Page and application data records
↓↓↓

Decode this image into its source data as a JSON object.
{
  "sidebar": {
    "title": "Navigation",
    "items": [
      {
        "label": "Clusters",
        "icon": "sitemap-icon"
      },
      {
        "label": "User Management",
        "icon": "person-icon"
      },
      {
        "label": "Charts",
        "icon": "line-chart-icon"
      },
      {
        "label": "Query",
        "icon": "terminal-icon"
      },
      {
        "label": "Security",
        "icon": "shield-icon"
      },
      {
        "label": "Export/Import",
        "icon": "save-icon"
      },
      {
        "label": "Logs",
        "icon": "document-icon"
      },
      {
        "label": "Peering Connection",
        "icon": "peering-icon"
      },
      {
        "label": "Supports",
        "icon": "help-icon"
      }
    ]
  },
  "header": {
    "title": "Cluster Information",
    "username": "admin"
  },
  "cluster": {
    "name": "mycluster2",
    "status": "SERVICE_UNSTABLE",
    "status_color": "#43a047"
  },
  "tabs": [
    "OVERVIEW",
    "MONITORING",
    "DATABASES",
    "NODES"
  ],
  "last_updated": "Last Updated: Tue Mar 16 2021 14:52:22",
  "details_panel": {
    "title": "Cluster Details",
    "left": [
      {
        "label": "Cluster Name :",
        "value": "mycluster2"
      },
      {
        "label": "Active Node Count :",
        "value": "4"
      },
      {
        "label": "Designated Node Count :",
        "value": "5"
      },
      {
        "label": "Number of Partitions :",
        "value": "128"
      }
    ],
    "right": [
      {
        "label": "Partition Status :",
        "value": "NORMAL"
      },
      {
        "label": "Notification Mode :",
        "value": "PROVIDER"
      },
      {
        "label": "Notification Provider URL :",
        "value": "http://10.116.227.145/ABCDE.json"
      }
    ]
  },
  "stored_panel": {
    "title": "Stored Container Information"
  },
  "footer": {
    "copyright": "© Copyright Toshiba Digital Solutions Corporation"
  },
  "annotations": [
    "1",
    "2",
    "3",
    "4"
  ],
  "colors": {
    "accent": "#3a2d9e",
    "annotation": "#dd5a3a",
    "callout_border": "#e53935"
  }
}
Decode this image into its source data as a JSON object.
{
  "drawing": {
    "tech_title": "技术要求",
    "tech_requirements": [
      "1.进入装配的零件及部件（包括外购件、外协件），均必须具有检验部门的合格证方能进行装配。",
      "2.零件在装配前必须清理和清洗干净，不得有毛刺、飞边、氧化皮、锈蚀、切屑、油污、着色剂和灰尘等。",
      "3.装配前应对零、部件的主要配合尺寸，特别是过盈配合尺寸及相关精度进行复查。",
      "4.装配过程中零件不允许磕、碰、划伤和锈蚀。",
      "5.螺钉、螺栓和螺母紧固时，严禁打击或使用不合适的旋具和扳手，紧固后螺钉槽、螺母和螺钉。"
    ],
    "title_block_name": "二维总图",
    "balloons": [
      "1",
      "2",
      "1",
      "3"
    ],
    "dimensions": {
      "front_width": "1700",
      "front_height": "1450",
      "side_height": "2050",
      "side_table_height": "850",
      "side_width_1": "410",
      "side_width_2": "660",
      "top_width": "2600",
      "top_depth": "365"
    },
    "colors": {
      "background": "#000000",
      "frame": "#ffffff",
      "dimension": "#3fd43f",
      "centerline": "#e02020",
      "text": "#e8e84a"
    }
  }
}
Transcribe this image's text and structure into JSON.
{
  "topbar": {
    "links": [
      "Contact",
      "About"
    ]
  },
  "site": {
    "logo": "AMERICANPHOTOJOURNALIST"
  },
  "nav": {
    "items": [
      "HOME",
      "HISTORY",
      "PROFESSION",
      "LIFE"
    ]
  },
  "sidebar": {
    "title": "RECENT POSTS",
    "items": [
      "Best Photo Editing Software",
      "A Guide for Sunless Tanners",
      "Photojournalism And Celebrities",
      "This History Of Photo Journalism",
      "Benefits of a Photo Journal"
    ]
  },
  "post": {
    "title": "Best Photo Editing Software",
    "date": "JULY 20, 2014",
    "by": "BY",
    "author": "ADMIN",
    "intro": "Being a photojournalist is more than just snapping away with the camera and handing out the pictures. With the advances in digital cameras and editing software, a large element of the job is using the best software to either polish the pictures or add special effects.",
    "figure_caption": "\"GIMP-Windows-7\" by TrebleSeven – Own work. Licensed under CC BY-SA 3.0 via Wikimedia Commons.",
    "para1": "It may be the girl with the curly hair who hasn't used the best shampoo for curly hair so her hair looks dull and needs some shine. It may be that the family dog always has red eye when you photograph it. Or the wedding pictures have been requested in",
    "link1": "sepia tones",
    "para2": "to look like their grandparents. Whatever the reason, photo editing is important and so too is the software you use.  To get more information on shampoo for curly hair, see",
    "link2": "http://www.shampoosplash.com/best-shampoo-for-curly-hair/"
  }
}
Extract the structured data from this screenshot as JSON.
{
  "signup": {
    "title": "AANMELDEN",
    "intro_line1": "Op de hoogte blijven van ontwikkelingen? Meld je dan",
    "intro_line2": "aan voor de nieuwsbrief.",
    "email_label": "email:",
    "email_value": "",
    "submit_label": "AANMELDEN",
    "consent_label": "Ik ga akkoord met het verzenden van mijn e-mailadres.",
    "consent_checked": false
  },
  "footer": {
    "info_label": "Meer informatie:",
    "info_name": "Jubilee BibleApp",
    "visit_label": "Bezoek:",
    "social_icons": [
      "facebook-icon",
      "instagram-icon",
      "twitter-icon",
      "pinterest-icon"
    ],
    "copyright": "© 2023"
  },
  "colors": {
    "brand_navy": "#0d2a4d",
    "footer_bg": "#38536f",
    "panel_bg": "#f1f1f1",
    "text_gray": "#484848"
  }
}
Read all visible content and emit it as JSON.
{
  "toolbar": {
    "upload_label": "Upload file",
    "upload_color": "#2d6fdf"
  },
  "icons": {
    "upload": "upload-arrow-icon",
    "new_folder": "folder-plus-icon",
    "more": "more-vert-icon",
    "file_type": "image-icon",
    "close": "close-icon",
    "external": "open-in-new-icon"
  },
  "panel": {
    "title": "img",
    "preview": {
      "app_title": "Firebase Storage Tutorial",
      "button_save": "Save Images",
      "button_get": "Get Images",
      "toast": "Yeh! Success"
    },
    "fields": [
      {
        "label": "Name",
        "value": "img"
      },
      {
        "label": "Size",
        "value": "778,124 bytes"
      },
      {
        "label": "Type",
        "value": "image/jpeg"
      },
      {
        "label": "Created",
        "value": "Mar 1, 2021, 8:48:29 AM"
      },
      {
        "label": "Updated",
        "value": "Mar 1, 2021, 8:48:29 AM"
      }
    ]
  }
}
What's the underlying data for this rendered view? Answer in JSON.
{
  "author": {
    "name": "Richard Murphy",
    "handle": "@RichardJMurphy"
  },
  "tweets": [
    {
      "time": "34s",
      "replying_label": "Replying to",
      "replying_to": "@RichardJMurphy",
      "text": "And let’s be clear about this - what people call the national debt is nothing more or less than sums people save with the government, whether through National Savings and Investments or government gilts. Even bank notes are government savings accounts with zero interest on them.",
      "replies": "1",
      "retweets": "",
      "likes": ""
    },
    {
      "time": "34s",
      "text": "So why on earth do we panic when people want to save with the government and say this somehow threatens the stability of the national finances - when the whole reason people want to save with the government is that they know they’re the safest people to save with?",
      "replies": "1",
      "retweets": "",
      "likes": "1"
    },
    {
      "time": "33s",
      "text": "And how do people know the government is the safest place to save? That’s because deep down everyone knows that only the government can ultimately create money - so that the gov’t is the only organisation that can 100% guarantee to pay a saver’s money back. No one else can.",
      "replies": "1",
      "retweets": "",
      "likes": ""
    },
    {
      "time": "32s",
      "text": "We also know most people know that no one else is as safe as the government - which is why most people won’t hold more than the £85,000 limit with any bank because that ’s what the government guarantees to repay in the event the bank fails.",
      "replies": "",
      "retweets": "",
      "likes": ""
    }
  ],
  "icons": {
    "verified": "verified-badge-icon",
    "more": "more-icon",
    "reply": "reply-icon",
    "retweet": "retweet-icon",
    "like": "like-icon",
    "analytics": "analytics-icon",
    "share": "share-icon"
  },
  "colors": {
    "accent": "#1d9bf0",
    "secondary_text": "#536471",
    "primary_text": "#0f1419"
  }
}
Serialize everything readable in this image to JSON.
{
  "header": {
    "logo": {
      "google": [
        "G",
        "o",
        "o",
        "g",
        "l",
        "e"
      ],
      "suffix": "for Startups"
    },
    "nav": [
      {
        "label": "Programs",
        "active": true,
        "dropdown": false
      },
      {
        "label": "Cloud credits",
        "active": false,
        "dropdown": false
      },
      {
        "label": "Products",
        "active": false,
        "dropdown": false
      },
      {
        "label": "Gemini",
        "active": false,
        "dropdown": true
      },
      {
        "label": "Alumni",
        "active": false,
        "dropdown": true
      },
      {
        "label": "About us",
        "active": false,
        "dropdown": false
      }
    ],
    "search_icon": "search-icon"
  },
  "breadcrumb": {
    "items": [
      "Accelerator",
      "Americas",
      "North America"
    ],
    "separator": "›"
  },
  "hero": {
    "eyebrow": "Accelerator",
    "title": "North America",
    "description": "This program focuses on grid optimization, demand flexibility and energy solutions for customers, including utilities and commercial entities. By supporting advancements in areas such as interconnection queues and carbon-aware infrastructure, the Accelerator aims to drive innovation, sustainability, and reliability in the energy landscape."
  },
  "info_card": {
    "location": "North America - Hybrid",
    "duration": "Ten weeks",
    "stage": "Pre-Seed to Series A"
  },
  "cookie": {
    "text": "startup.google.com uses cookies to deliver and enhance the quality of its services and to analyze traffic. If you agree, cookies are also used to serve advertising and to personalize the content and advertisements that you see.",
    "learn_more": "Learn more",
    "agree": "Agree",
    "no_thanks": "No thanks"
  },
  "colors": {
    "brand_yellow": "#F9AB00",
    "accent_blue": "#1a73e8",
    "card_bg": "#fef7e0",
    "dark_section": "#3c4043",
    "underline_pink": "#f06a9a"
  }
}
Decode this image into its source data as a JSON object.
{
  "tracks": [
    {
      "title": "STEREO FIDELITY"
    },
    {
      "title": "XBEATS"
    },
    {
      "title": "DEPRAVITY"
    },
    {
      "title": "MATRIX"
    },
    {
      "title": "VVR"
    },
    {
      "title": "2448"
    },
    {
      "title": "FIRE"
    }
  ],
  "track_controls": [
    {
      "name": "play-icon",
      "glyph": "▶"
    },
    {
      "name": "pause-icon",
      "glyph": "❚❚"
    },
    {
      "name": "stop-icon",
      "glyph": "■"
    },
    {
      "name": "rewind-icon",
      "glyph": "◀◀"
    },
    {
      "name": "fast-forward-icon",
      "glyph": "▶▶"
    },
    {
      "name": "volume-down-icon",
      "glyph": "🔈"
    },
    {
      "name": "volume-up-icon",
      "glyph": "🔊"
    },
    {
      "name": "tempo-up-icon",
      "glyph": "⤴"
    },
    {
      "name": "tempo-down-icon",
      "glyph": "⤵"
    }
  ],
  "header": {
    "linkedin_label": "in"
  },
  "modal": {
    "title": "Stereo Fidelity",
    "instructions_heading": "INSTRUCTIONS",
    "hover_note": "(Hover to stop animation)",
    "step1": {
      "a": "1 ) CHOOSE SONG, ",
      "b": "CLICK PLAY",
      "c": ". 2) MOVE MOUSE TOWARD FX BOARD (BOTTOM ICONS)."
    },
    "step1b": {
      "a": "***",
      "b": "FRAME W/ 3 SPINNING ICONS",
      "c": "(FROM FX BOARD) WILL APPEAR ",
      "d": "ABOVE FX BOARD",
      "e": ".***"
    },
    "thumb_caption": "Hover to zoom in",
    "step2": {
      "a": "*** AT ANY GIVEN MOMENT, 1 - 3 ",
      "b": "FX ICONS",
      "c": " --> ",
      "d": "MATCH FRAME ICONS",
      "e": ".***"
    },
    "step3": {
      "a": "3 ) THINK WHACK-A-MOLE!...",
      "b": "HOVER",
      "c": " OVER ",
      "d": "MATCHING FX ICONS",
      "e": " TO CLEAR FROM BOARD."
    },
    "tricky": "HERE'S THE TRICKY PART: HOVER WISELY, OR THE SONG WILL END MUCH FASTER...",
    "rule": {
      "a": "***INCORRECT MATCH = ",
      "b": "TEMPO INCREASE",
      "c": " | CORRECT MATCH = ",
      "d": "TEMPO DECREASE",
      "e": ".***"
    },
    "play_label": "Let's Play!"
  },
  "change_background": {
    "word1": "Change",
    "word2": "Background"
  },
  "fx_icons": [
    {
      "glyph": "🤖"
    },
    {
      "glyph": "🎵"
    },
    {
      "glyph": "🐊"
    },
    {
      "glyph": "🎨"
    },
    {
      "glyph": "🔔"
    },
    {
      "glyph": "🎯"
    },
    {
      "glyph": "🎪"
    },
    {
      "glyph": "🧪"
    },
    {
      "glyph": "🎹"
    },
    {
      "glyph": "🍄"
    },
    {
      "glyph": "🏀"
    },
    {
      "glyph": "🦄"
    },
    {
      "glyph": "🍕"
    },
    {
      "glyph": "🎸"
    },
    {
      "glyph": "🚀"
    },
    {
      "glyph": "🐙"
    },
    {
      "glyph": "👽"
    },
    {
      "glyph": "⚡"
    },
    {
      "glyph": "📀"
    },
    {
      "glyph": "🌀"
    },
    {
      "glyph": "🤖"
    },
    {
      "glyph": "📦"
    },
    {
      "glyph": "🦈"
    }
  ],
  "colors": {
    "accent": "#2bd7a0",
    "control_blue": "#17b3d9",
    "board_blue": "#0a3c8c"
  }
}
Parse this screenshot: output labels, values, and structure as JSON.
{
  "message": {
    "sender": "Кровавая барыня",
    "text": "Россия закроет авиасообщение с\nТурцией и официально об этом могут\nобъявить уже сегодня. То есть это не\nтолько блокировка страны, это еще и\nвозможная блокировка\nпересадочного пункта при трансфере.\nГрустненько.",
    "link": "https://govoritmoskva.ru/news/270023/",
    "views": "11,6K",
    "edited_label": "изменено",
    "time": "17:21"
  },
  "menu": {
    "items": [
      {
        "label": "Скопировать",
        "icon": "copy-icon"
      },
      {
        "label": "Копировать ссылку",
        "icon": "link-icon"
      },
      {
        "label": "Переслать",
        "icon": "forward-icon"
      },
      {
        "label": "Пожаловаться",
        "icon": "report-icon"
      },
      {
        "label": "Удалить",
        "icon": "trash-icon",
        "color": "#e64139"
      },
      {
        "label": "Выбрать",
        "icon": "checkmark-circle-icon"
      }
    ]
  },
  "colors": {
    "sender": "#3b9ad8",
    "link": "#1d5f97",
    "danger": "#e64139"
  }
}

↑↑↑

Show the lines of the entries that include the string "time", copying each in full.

      "time": "34s",
      "time": "34s",
      "time": "33s",
      "time": "32s",
    "time": "17:21"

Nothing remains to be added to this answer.